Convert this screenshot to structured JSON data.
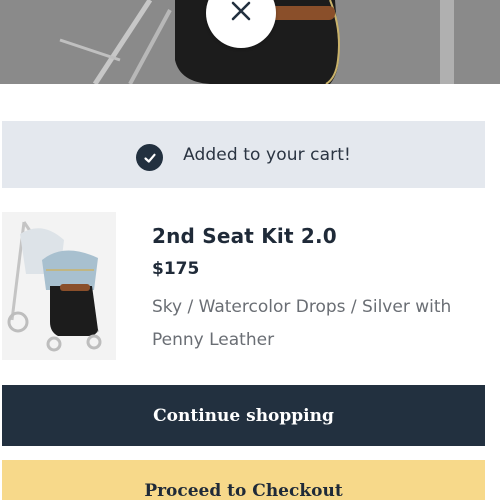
{
  "cart_notice": {
    "message": "Added to your cart!"
  },
  "product": {
    "name": "2nd Seat Kit 2.0",
    "price": "$175",
    "variant": "Sky / Watercolor Drops / Silver with Penny Leather"
  },
  "actions": {
    "continue_label": "Continue shopping",
    "checkout_label": "Proceed to Checkout"
  },
  "icons": {
    "close": "close-icon",
    "confirmation": "check-circle-icon"
  },
  "colors": {
    "navy": "#22303f",
    "banner": "#e4e8ee",
    "checkout": "#f7d98a"
  }
}
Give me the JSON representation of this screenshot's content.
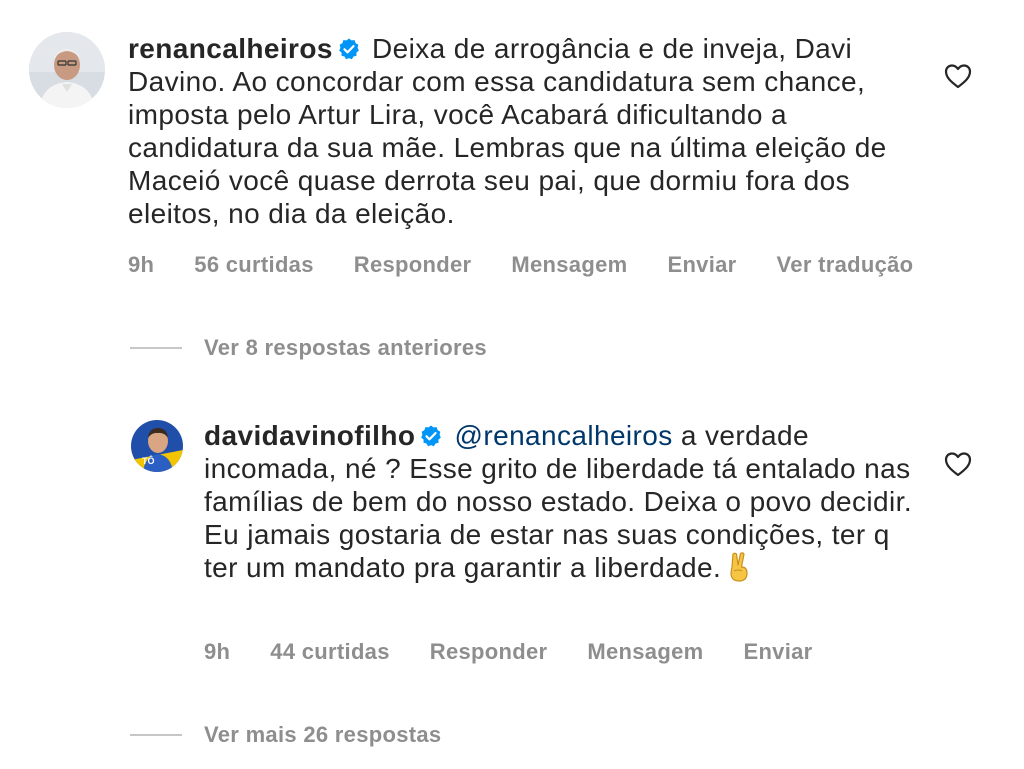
{
  "comments": [
    {
      "username": "renancalheiros",
      "verified": true,
      "text": "Deixa de arrogância e de inveja, Davi Davino. Ao concordar com essa candidatura sem chance, imposta pelo Artur Lira, você Acabará dificultando a candidatura da sua mãe. Lembras que na última eleição de Maceió você quase derrota seu pai, que dormiu fora dos eleitos, no dia da eleição.",
      "time": "9h",
      "likes": "56 curtidas",
      "reply_label": "Responder",
      "message_label": "Mensagem",
      "send_label": "Enviar",
      "translate_label": "Ver tradução"
    },
    {
      "username": "davidavinofilho",
      "verified": true,
      "mention": "@renancalheiros",
      "text": "a verdade incomada, né ? Esse grito de liberdade tá entalado nas famílias de bem do nosso estado. Deixa o povo decidir. Eu jamais gostaria de estar nas suas condições, ter q ter um mandato pra garantir a liberdade.",
      "emoji": "victory-hand",
      "avatar_badge": "TÔ",
      "time": "9h",
      "likes": "44 curtidas",
      "reply_label": "Responder",
      "message_label": "Mensagem",
      "send_label": "Enviar"
    }
  ],
  "view_previous_replies": "Ver 8 respostas anteriores",
  "view_more_replies": "Ver mais 26 respostas",
  "colors": {
    "text": "#262626",
    "secondary": "#8e8e8e",
    "mention": "#00376b",
    "verified": "#0095f6"
  }
}
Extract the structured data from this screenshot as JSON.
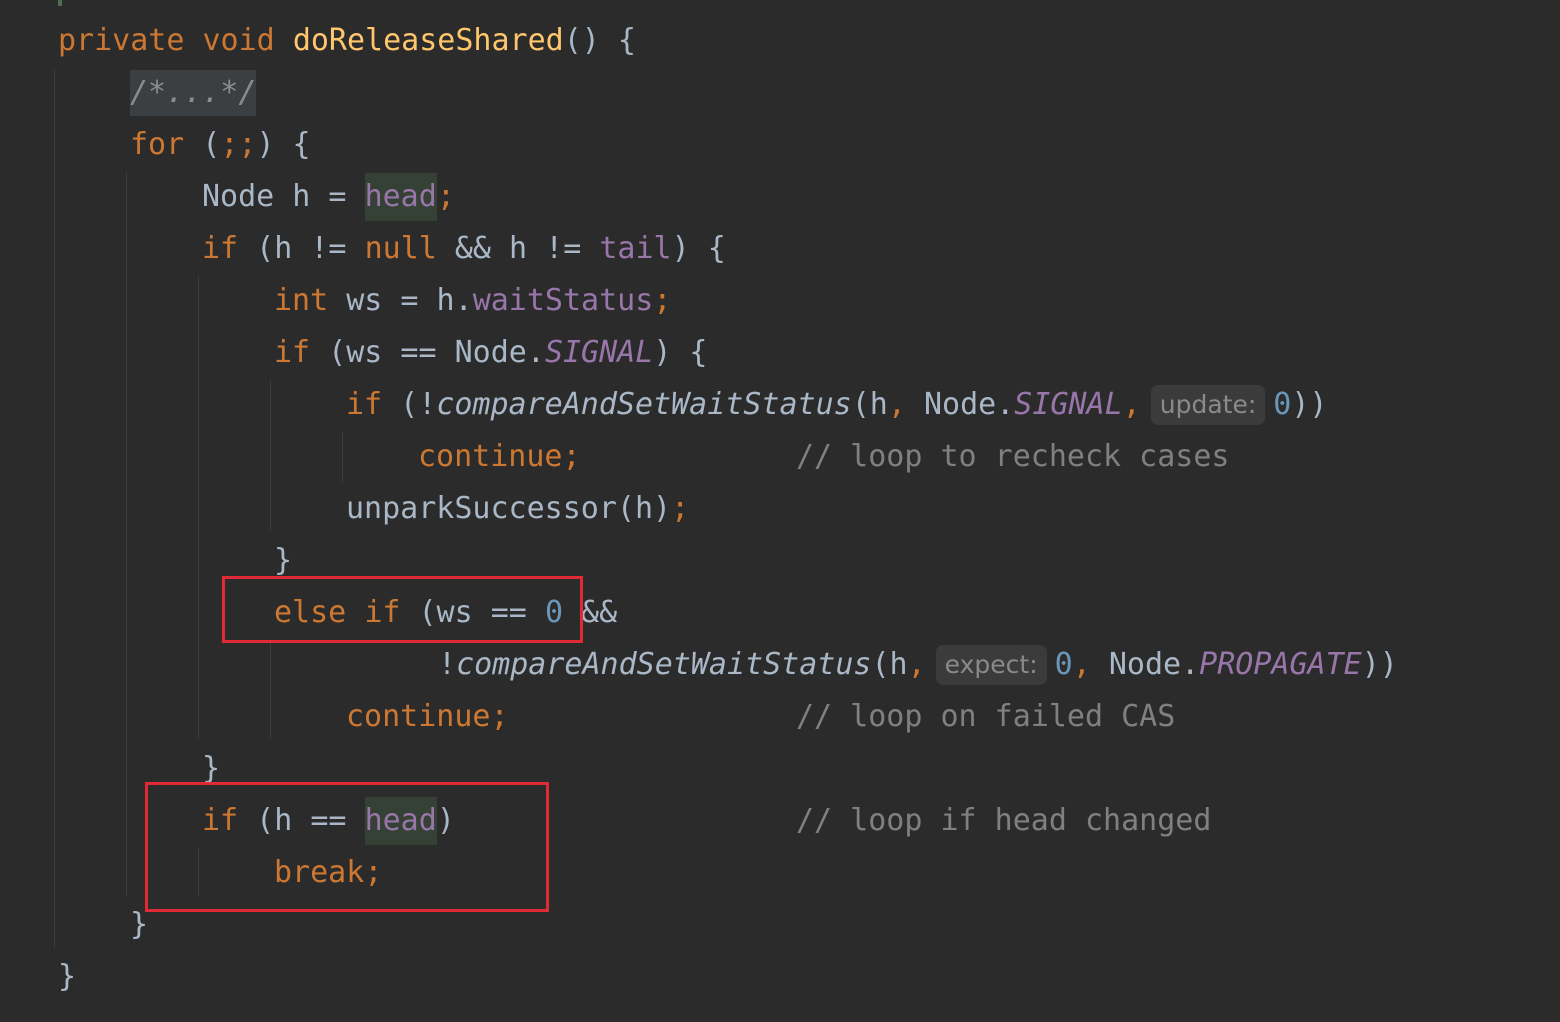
{
  "colors": {
    "background": "#2b2b2b",
    "keyword": "#cc7832",
    "method": "#ffc66d",
    "field": "#9876aa",
    "number": "#6897bb",
    "comment": "#808080",
    "text": "#a9b7c6",
    "highlight_box": "#e02b36"
  },
  "code": {
    "l1": {
      "kw1": "private",
      "kw2": "void",
      "fn": "doReleaseShared",
      "rest": "() {"
    },
    "l2": {
      "fold": "/*...*/"
    },
    "l3": {
      "kw": "for",
      "rest": " (",
      "semi": ";;",
      "close": ") {"
    },
    "l4": {
      "pre": "Node h = ",
      "fld": "head",
      "semi": ";"
    },
    "l5": {
      "kw": "if",
      "p1": " (h != ",
      "null": "null",
      "p2": " && h != ",
      "fld": "tail",
      "p3": ") {"
    },
    "l6": {
      "kw": "int",
      "p1": " ws = h.",
      "fld": "waitStatus",
      "semi": ";"
    },
    "l7": {
      "kw": "if",
      "p1": " (ws == Node.",
      "fld": "SIGNAL",
      "p2": ") {"
    },
    "l8": {
      "kw": "if",
      "p1": " (!",
      "mi": "compareAndSetWaitStatus",
      "p2": "(h",
      "comma1": ",",
      "p3": " Node.",
      "fld": "SIGNAL",
      "comma2": ",",
      "hint": "update:",
      "num": "0",
      "p4": "))"
    },
    "l9": {
      "kw": "continue",
      "semi": ";",
      "cmt": "// loop to recheck cases"
    },
    "l10": {
      "p1": "unparkSuccessor(h)",
      "semi": ";"
    },
    "l11": {
      "p1": "}"
    },
    "l12": {
      "kw1": "else",
      "kw2": "if",
      "p1": " (ws == ",
      "num": "0",
      "p2": " &&"
    },
    "l13": {
      "p1": "!",
      "mi": "compareAndSetWaitStatus",
      "p2": "(h",
      "comma1": ",",
      "hint": "expect:",
      "num": "0",
      "comma2": ",",
      "p3": " Node.",
      "fld": "PROPAGATE",
      "p4": "))"
    },
    "l14": {
      "kw": "continue",
      "semi": ";",
      "cmt": "// loop on failed CAS"
    },
    "l15": {
      "p1": "}"
    },
    "l16": {
      "kw": "if",
      "p1": " (h == ",
      "fld": "head",
      "p2": ")",
      "cmt": "// loop if head changed"
    },
    "l17": {
      "kw": "break",
      "semi": ";"
    },
    "l18": {
      "p1": "}"
    },
    "l19": {
      "p1": "}"
    }
  }
}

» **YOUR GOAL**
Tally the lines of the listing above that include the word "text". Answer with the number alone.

» **ANSWER BELOW**
4